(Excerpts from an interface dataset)
>>>
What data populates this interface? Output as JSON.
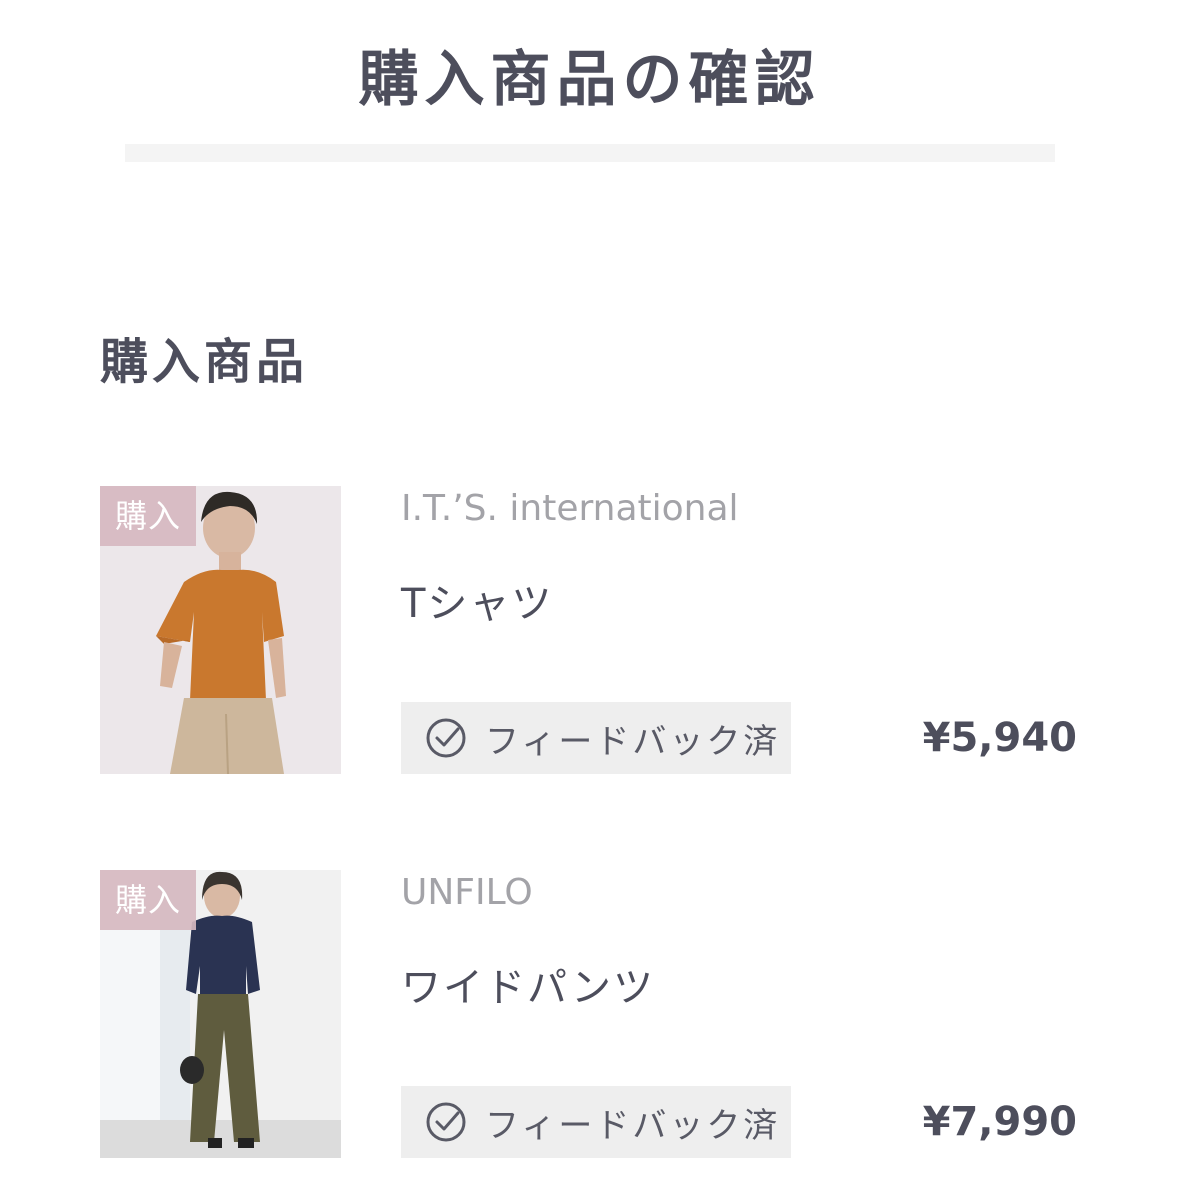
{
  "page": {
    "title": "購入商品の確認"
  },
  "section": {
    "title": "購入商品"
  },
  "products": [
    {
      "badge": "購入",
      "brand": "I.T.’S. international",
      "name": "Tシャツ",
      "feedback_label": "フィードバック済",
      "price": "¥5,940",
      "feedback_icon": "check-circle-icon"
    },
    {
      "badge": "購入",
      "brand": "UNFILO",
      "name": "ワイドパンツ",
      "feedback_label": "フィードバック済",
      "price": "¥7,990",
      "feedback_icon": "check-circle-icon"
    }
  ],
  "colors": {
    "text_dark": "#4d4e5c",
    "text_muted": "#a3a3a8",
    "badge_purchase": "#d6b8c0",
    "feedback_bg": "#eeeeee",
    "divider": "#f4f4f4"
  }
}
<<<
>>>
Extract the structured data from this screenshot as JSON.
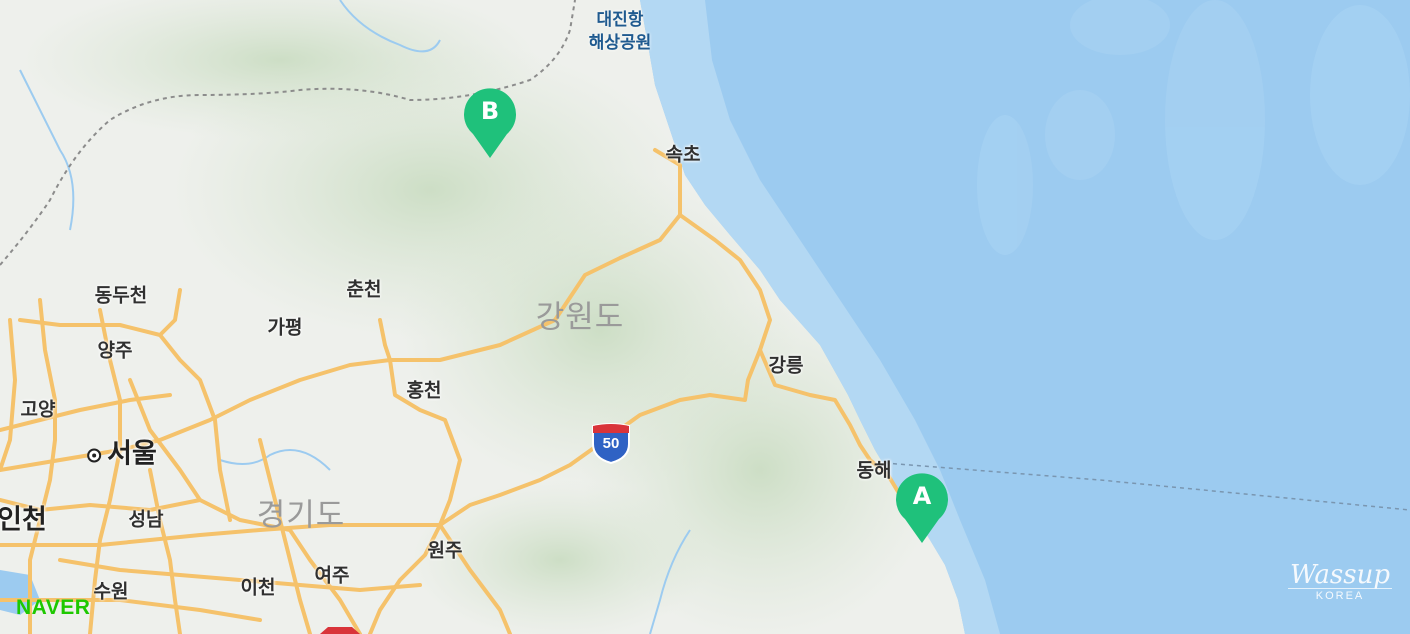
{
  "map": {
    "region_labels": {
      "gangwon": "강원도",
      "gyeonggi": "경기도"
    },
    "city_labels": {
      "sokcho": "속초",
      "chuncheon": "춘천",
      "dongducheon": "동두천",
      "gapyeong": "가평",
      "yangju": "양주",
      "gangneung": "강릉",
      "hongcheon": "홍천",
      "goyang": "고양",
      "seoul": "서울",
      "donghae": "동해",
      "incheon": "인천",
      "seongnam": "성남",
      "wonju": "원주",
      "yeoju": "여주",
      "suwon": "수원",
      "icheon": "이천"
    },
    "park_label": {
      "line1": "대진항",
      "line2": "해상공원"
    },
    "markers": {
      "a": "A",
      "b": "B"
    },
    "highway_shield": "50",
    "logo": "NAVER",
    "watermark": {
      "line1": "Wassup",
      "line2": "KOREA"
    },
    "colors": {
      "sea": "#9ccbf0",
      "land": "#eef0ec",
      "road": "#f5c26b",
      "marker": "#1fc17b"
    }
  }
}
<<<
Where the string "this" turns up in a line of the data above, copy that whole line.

What data populates this interface? Output as JSON.
Extract the structured data from this screenshot as JSON.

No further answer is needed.